Quite a lot has happened since my last post. This has included the death of my brother-in-law from a combination of bladder cancer and a heart condition, and another work re-organisation and redundancy consultation (which I survived). But what is really occupying my mind today is the meaning, in Cancer-World, of the term "survival".
Three pieces of news have struck me this last week, and they are:
1. The prediction form Macmillan that in 2020 almost half the population of the UK will have a cancer diagnosis in their lifetime, but that 40% will "survive".
2. The death of Henry Cecil, race trainer.
3. The death of BBC broadcaster Rory Morrison.
Cecil was aged 70 and died of stomach cancer diagnosed in 2006, while Morrison was aged 48 and died of a lymphoma originally diagnosed in 2004.
So both of these men survived the five years that is all too often used as a bench mark for survival. Yet who could doubt that these men, and remember that Morrison was aged 48, died of cancer. Can we really say that they "survived" this disease?
As more modern treatments push back the boundaries of disease-free survival, we could be in danger of a public perception based on 5 year survival statistics that the battle, at least in some cancers, is almost won.

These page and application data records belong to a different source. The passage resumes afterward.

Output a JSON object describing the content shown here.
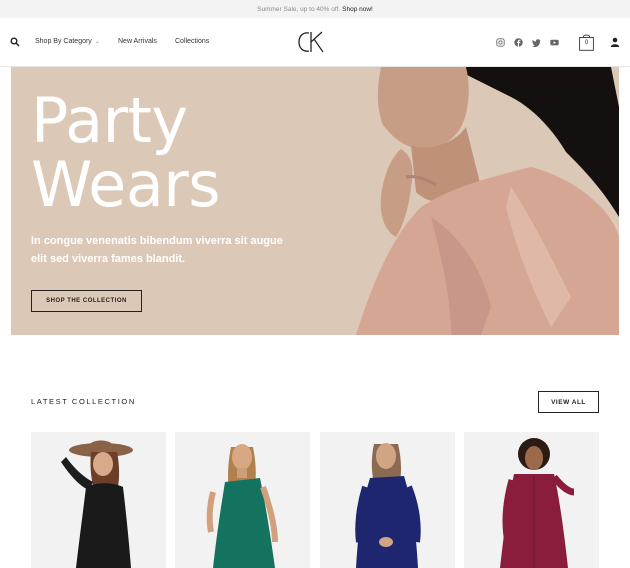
{
  "announcement": {
    "text": "Summer Sale, up to 40% off.",
    "link": "Shop now!"
  },
  "nav": {
    "items": [
      "Shop By Category",
      "New Arrivals",
      "Collections"
    ]
  },
  "brand": {
    "logo": "CK"
  },
  "social_icons": [
    "instagram-icon",
    "facebook-icon",
    "twitter-icon",
    "youtube-icon"
  ],
  "cart": {
    "count": "0"
  },
  "hero": {
    "title_line1": "Party",
    "title_line2": "Wears",
    "subtitle": "In congue venenatis bibendum viverra sit augue elit sed viverra fames blandit.",
    "button": "SHOP THE COLLECTION",
    "bg_color": "#dcc8b6"
  },
  "latest": {
    "title": "LATEST COLLECTION",
    "view_all": "VIEW ALL"
  },
  "products": [
    {
      "image": "model in black outfit with brown hat"
    },
    {
      "image": "model in green sequin one-shoulder dress"
    },
    {
      "image": "model in navy lace dress"
    },
    {
      "image": "model in burgundy shirt dress"
    }
  ]
}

It is true that more effective treatments combined, in some cases, with the possibility of earlier diagnoses, do mean that there are more "cures" (not a word I really like because the reality tends to be less simplistic) or at least, the staving off of the evil day to a time beyond that when other issues intervene. It is true that some people really are cured and won't see a return of the disease, and this is a wonderful advance. But for many more it is simply an extension of the evil day when disease "returns". I'm sure that if we were to ask someone what they would consider as survival it would not include dying of the disease nine years later, especially if that meant dying at age 48.
So while I am grateful for those advances that can put off that evil day, I know that there is still much work to be done before we can really say in any meaningful way that 40% of people diagnosed with cancer will survive it.
After all, I don't think I will say that being alive at age 56 means I've survived...